Although Bob’s original mentor, Wally Wood, taught him the concise inking style, he has become an inking legend and inspiration in his own right. It would be difficult, if not impossible, not to see his influence on inking even now. Steven Thompson wrote on the Forces of Geek website that Bob’s work “just shines—especially the armor itself…” Originally apologizing to George Tuska for his first inking for Marvel, Layton later became an inspiration to others. With his pen in hand, he is a master at using line weights, using what Bob Almond described “a slick, hard-edged and angular line… especially his metal textures.” His lines can vary from whisper thin to thick and bold. Layton was an early adopter of the well-known “dots & dashes” technique in inking. This led to inspiring other inkers such as Scott Williams to adopt this style. He credits co-collaborator Barry Windsor-Smith for helping him master an organic rendering style he later used in works such as an X-O Manowar #1 cover recreation. All a fan needs to do is look at his metal angular inking techniques and organic smoke clouds to see that Bob’s work can teach as well as entertain.

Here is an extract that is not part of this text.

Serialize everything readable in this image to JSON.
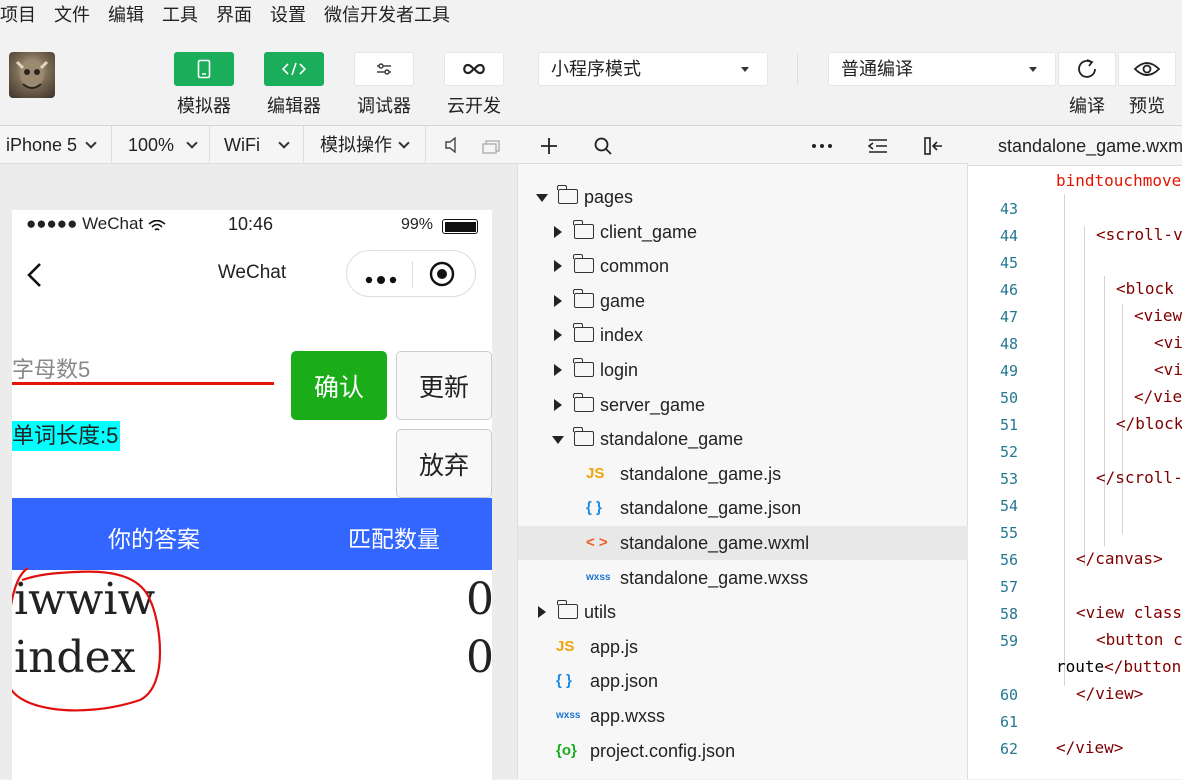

From his first comic book at age four to his work on favorite characters and books to his work in Hollywood, Bob Layton has definitely had his share of what he calls a life of “a series of successful mistakes.” He is sort of a modern renaissance artist. He started at the bottom, worked and improved his way up to nearly every aspect of comic book production, even being assisted by his daughter with learning coloring for his commissions during the Covid-19 pandemic. Bob’s inking was no small part in that achievement and has earned him a place in the Inkwell Awards’ Sinnott Hall Of Fame.

Article by Ray Burke, Inkwell Awards senior contributor, chronicler and multimedia coordinator, sometimes indie letterer, possible wizard.